RAW DATA:
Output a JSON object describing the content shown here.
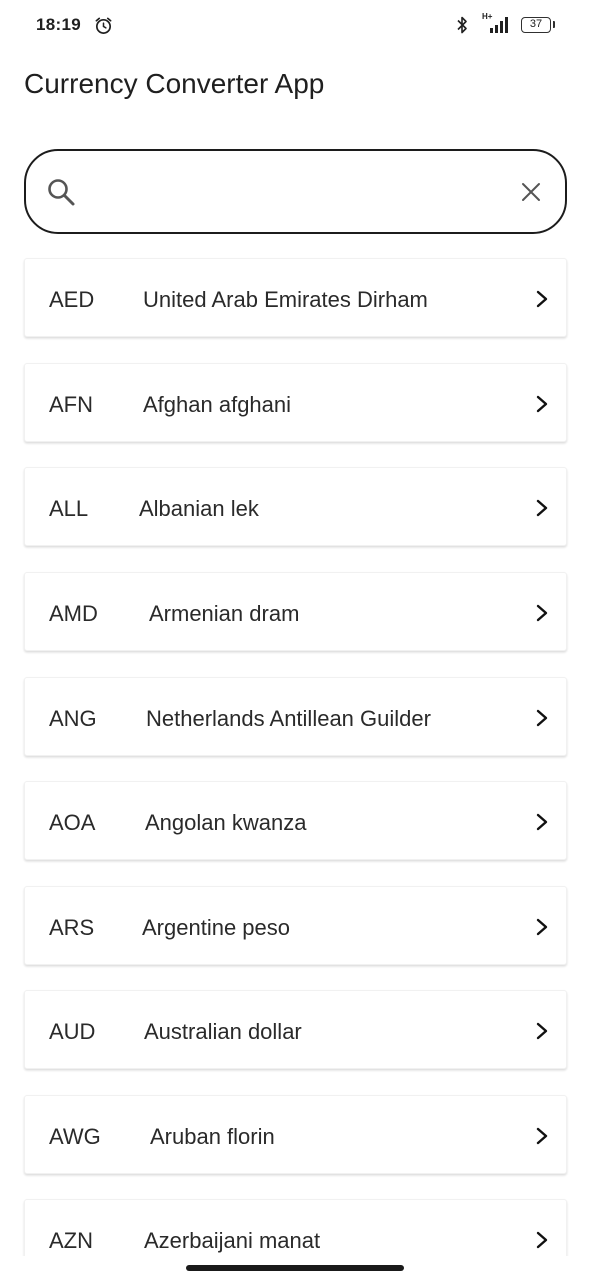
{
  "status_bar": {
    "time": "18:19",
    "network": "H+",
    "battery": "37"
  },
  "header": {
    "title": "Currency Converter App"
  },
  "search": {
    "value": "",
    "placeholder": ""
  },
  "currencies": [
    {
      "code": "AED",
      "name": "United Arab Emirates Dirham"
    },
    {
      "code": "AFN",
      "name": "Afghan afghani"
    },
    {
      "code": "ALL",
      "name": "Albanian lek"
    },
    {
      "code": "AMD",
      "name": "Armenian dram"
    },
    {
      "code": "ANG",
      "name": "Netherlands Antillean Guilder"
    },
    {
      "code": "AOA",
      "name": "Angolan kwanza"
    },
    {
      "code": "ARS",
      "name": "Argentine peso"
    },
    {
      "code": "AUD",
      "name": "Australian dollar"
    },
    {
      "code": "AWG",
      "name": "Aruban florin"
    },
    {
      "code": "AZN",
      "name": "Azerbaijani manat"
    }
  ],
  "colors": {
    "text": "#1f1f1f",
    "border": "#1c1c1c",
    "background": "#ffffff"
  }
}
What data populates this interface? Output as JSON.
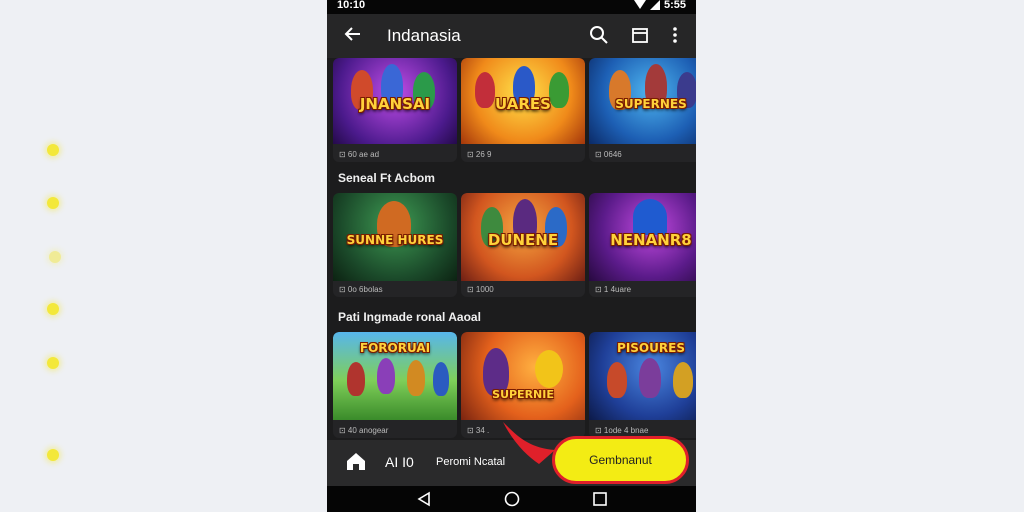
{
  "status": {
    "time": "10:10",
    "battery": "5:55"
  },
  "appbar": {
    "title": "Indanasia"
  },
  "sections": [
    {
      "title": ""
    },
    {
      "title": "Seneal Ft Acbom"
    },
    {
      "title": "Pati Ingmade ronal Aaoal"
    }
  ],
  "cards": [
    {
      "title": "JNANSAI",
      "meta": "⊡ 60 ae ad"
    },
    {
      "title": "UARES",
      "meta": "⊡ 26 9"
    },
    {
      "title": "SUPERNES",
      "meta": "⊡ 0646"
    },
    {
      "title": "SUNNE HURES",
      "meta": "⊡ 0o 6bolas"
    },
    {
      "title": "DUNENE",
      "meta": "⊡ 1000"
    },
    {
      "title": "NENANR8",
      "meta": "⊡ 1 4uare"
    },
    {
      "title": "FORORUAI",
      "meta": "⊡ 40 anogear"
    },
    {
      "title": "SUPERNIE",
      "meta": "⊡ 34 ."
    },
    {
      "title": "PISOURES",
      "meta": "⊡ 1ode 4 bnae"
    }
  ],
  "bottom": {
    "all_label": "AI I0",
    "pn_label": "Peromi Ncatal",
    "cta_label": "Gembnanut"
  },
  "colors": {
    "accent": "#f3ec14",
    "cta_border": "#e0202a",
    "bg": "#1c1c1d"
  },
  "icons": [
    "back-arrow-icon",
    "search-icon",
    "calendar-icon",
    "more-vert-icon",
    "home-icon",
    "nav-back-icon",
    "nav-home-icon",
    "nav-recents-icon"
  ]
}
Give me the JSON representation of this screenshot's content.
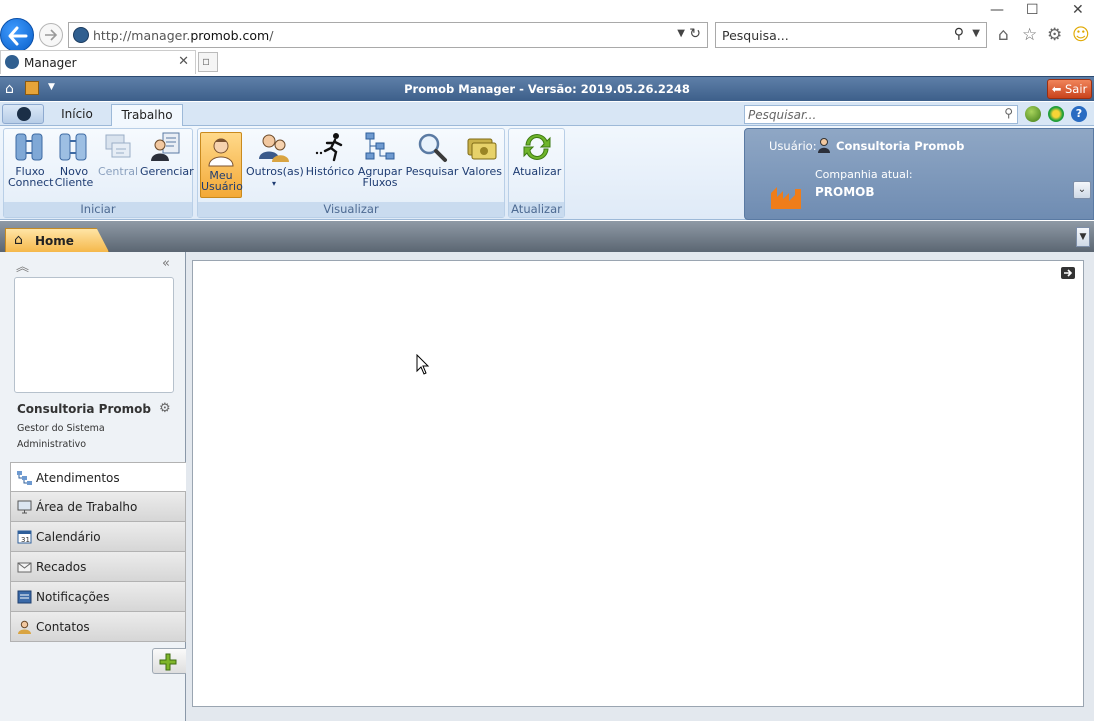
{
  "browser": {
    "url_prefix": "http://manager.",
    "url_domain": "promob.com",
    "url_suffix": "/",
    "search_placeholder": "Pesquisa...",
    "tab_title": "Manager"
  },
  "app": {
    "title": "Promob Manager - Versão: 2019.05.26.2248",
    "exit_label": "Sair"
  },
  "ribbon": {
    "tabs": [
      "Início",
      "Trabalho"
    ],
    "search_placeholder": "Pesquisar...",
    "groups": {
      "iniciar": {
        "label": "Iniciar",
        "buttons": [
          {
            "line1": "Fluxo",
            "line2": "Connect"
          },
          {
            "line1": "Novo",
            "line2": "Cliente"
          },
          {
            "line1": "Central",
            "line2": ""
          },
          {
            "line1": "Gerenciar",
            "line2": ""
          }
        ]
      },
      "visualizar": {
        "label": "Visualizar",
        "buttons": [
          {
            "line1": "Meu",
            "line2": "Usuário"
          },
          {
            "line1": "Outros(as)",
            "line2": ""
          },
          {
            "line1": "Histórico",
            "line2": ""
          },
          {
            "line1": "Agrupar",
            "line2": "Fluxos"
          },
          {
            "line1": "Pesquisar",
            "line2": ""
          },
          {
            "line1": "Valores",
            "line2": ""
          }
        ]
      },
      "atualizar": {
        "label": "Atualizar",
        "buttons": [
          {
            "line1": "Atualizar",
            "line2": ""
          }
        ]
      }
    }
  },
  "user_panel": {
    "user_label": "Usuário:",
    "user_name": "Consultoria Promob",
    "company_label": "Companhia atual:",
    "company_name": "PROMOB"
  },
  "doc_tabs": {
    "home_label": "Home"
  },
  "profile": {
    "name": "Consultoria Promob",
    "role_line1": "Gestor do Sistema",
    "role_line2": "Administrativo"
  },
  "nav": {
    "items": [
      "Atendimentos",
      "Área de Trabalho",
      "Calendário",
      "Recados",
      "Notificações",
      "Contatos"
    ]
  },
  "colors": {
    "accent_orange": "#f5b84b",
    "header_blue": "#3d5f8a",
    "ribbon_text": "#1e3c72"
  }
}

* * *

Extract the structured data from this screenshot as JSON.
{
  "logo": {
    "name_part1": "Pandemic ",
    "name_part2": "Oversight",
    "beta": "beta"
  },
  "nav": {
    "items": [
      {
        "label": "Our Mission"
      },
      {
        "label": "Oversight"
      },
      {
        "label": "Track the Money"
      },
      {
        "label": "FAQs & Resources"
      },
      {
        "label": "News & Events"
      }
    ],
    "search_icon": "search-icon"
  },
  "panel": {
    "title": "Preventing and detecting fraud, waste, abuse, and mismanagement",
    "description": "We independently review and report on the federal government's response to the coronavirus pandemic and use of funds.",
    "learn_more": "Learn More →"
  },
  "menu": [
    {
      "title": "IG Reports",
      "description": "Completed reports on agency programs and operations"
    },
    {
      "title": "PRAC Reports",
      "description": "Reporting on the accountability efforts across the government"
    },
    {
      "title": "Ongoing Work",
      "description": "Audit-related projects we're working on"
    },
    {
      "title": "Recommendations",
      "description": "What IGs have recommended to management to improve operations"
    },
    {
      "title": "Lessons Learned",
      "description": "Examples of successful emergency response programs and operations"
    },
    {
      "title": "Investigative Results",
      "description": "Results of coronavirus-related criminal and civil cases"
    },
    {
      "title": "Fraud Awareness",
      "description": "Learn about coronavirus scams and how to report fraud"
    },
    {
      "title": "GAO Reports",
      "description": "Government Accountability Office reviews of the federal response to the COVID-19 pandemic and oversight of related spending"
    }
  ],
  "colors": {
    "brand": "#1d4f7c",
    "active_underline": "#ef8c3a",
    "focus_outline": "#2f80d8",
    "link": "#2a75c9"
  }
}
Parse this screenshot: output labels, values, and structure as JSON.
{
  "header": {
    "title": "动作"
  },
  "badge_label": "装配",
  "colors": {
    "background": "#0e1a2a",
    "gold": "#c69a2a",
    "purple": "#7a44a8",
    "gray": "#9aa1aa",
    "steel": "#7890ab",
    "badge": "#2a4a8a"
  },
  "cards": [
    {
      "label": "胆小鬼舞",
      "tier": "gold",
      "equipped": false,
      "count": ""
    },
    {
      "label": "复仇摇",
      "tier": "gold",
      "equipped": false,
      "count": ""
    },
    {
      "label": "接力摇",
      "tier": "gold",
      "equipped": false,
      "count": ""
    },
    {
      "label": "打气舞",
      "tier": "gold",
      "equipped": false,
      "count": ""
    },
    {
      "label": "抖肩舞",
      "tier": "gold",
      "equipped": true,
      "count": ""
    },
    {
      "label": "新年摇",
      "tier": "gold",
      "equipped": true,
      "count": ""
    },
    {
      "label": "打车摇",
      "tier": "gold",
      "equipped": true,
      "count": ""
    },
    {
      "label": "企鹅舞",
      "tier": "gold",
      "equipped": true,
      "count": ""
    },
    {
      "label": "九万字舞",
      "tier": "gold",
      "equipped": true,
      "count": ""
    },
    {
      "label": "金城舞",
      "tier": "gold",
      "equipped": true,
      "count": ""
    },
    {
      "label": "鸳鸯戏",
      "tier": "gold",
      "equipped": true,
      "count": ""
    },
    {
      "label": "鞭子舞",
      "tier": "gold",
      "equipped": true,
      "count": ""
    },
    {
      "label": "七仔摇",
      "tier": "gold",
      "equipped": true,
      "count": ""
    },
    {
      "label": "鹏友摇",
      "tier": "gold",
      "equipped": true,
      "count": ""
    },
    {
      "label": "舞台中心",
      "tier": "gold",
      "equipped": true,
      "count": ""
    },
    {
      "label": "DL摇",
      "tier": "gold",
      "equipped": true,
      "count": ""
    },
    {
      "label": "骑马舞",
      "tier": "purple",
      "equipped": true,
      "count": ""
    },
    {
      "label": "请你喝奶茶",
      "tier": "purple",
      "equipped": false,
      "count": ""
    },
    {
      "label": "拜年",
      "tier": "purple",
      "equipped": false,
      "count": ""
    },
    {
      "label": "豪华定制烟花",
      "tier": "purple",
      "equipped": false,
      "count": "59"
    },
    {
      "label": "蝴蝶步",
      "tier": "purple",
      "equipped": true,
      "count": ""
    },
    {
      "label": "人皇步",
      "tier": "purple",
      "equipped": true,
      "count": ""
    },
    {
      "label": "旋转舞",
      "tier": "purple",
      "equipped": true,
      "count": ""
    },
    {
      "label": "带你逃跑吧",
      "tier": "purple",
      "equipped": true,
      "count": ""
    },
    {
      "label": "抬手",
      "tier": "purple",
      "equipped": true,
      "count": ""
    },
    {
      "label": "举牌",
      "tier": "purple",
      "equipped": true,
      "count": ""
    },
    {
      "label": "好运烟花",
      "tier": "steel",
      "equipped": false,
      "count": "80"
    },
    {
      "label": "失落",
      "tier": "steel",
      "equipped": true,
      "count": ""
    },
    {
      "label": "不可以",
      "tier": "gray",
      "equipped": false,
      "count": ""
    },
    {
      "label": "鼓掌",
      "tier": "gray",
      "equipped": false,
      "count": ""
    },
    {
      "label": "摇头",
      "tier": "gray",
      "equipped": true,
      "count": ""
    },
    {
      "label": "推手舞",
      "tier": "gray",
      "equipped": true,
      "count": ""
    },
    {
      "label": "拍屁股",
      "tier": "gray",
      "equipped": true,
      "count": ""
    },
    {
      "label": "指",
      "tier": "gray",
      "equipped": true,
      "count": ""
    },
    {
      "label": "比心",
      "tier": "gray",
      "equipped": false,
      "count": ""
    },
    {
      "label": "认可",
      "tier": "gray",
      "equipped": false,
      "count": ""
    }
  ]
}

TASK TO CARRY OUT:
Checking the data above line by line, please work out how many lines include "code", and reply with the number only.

ANSWER SPACE:
10